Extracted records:
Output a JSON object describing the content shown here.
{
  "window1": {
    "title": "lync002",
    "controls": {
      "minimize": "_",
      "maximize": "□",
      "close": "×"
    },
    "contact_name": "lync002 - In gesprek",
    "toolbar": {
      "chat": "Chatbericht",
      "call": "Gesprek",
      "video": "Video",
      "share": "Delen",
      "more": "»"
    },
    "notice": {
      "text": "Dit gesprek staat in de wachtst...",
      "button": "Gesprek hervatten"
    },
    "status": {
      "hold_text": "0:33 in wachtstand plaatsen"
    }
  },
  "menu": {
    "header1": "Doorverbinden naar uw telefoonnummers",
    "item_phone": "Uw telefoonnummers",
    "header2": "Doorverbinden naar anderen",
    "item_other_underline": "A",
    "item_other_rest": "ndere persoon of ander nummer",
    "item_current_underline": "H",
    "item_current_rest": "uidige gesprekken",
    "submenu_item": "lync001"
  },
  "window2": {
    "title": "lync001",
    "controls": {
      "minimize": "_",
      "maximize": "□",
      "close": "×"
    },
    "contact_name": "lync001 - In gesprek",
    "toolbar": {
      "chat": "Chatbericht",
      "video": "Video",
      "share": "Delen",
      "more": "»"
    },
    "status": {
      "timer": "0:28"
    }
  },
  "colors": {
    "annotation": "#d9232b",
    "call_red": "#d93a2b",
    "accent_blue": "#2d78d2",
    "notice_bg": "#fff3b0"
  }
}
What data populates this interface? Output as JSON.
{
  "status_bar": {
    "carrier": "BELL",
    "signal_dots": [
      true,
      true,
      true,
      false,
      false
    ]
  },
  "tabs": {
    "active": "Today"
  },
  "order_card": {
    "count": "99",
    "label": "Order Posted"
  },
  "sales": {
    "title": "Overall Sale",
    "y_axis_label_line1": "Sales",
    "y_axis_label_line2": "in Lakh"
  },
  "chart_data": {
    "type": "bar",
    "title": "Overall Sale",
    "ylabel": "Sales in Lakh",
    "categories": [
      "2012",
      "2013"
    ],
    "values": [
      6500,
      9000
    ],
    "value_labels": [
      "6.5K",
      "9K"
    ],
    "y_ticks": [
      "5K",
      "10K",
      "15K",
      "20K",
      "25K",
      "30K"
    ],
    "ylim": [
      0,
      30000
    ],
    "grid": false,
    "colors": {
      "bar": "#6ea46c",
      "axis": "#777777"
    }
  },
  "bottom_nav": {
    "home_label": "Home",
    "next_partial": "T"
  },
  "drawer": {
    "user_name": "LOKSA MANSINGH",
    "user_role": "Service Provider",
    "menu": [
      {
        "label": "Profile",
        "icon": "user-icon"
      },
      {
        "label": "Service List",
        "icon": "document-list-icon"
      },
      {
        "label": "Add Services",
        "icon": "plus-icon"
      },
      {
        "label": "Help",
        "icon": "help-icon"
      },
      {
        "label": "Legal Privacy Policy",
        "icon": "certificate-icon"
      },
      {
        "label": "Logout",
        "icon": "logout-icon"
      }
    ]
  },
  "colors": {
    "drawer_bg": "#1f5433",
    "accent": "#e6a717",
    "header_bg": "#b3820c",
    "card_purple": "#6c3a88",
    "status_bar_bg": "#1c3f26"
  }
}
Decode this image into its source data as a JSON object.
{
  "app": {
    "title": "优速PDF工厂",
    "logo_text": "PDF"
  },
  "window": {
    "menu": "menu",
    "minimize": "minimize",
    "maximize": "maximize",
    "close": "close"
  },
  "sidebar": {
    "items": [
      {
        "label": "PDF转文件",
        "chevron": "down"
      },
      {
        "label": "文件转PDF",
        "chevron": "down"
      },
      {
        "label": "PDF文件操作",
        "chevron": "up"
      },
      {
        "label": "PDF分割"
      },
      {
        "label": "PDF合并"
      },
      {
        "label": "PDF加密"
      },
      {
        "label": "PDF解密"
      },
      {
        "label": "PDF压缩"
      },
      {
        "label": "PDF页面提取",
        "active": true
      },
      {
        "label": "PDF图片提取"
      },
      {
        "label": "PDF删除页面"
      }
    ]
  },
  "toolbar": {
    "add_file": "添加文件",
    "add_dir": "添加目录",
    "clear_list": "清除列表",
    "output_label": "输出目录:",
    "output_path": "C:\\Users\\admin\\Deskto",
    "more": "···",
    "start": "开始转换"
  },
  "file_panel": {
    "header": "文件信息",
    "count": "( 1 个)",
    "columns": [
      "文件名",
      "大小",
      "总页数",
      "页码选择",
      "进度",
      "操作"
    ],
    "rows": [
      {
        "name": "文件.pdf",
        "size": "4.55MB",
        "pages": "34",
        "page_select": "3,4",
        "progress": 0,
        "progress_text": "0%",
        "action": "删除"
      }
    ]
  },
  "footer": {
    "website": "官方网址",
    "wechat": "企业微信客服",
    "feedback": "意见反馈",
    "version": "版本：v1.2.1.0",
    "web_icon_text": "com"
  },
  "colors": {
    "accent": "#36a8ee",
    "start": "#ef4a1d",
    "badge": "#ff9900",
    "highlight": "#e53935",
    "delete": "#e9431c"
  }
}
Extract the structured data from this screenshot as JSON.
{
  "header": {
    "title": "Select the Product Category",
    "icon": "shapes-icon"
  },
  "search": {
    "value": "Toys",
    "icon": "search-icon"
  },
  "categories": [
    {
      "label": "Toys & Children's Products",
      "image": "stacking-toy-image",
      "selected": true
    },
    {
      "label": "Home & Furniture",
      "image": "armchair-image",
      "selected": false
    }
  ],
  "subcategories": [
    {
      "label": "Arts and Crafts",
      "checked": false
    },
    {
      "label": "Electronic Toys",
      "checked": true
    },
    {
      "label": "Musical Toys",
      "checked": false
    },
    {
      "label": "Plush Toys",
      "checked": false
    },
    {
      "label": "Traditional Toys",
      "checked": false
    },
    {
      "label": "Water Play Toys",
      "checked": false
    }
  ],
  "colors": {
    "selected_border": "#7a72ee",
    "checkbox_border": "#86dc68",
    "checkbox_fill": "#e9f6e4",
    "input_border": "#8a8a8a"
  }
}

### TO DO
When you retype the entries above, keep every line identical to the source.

### RESULT FOR THIS TASK
Output a JSON object describing the content shown here.
{
  "window1": {
    "title": "lync002",
    "controls": {
      "minimize": "_",
      "maximize": "□",
      "close": "×"
    },
    "contact_name": "lync002 - In gesprek",
    "toolbar": {
      "chat": "Chatbericht",
      "call": "Gesprek",
      "video": "Video",
      "share": "Delen",
      "more": "»"
    },
    "notice": {
      "text": "Dit gesprek staat in de wachtst...",
      "button": "Gesprek hervatten"
    },
    "status": {
      "hold_text": "0:33 in wachtstand plaatsen"
    }
  },
  "menu": {
    "header1": "Doorverbinden naar uw telefoonnummers",
    "item_phone": "Uw telefoonnummers",
    "header2": "Doorverbinden naar anderen",
    "item_other_underline": "A",
    "item_other_rest": "ndere persoon of ander nummer",
    "item_current_underline": "H",
    "item_current_rest": "uidige gesprekken",
    "submenu_item": "lync001"
  },
  "window2": {
    "title": "lync001",
    "controls": {
      "minimize": "_",
      "maximize": "□",
      "close": "×"
    },
    "contact_name": "lync001 - In gesprek",
    "toolbar": {
      "chat": "Chatbericht",
      "video": "Video",
      "share": "Delen",
      "more": "»"
    },
    "status": {
      "timer": "0:28"
    }
  },
  "colors": {
    "annotation": "#d9232b",
    "call_red": "#d93a2b",
    "accent_blue": "#2d78d2",
    "notice_bg": "#fff3b0"
  }
}
What data populates this interface? Output as JSON.
{
  "status_bar": {
    "carrier": "BELL",
    "signal_dots": [
      true,
      true,
      true,
      false,
      false
    ]
  },
  "tabs": {
    "active": "Today"
  },
  "order_card": {
    "count": "99",
    "label": "Order Posted"
  },
  "sales": {
    "title": "Overall Sale",
    "y_axis_label_line1": "Sales",
    "y_axis_label_line2": "in Lakh"
  },
  "chart_data": {
    "type": "bar",
    "title": "Overall Sale",
    "ylabel": "Sales in Lakh",
    "categories": [
      "2012",
      "2013"
    ],
    "values": [
      6500,
      9000
    ],
    "value_labels": [
      "6.5K",
      "9K"
    ],
    "y_ticks": [
      "5K",
      "10K",
      "15K",
      "20K",
      "25K",
      "30K"
    ],
    "ylim": [
      0,
      30000
    ],
    "grid": false,
    "colors": {
      "bar": "#6ea46c",
      "axis": "#777777"
    }
  },
  "bottom_nav": {
    "home_label": "Home",
    "next_partial": "T"
  },
  "drawer": {
    "user_name": "LOKSA MANSINGH",
    "user_role": "Service Provider",
    "menu": [
      {
        "label": "Profile",
        "icon": "user-icon"
      },
      {
        "label": "Service List",
        "icon": "document-list-icon"
      },
      {
        "label": "Add Services",
        "icon": "plus-icon"
      },
      {
        "label": "Help",
        "icon": "help-icon"
      },
      {
        "label": "Legal Privacy Policy",
        "icon": "certificate-icon"
      },
      {
        "label": "Logout",
        "icon": "logout-icon"
      }
    ]
  },
  "colors": {
    "drawer_bg": "#1f5433",
    "accent": "#e6a717",
    "header_bg": "#b3820c",
    "card_purple": "#6c3a88",
    "status_bar_bg": "#1c3f26"
  }
}
Decode this image into its source data as a JSON object.
{
  "app": {
    "title": "优速PDF工厂",
    "logo_text": "PDF"
  },
  "window": {
    "menu": "menu",
    "minimize": "minimize",
    "maximize": "maximize",
    "close": "close"
  },
  "sidebar": {
    "items": [
      {
        "label": "PDF转文件",
        "chevron": "down"
      },
      {
        "label": "文件转PDF",
        "chevron": "down"
      },
      {
        "label": "PDF文件操作",
        "chevron": "up"
      },
      {
        "label": "PDF分割"
      },
      {
        "label": "PDF合并"
      },
      {
        "label": "PDF加密"
      },
      {
        "label": "PDF解密"
      },
      {
        "label": "PDF压缩"
      },
      {
        "label": "PDF页面提取",
        "active": true
      },
      {
        "label": "PDF图片提取"
      },
      {
        "label": "PDF删除页面"
      }
    ]
  },
  "toolbar": {
    "add_file": "添加文件",
    "add_dir": "添加目录",
    "clear_list": "清除列表",
    "output_label": "输出目录:",
    "output_path": "C:\\Users\\admin\\Deskto",
    "more": "···",
    "start": "开始转换"
  },
  "file_panel": {
    "header": "文件信息",
    "count": "( 1 个)",
    "columns": [
      "文件名",
      "大小",
      "总页数",
      "页码选择",
      "进度",
      "操作"
    ],
    "rows": [
      {
        "name": "文件.pdf",
        "size": "4.55MB",
        "pages": "34",
        "page_select": "3,4",
        "progress": 0,
        "progress_text": "0%",
        "action": "删除"
      }
    ]
  },
  "footer": {
    "website": "官方网址",
    "wechat": "企业微信客服",
    "feedback": "意见反馈",
    "version": "版本：v1.2.1.0",
    "web_icon_text": "com"
  },
  "colors": {
    "accent": "#36a8ee",
    "start": "#ef4a1d",
    "badge": "#ff9900",
    "highlight": "#e53935",
    "delete": "#e9431c"
  }
}
Extract the structured data from this screenshot as JSON.
{
  "header": {
    "title": "Select the Product Category",
    "icon": "shapes-icon"
  },
  "search": {
    "value": "Toys",
    "icon": "search-icon"
  },
  "categories": [
    {
      "label": "Toys & Children's Products",
      "image": "stacking-toy-image",
      "selected": true
    },
    {
      "label": "Home & Furniture",
      "image": "armchair-image",
      "selected": false
    }
  ],
  "subcategories": [
    {
      "label": "Arts and Crafts",
      "checked": false
    },
    {
      "label": "Electronic Toys",
      "checked": true
    },
    {
      "label": "Musical Toys",
      "checked": false
    },
    {
      "label": "Plush Toys",
      "checked": false
    },
    {
      "label": "Traditional Toys",
      "checked": false
    },
    {
      "label": "Water Play Toys",
      "checked": false
    }
  ],
  "colors": {
    "selected_border": "#7a72ee",
    "checkbox_border": "#86dc68",
    "checkbox_fill": "#e9f6e4",
    "input_border": "#8a8a8a"
  }
}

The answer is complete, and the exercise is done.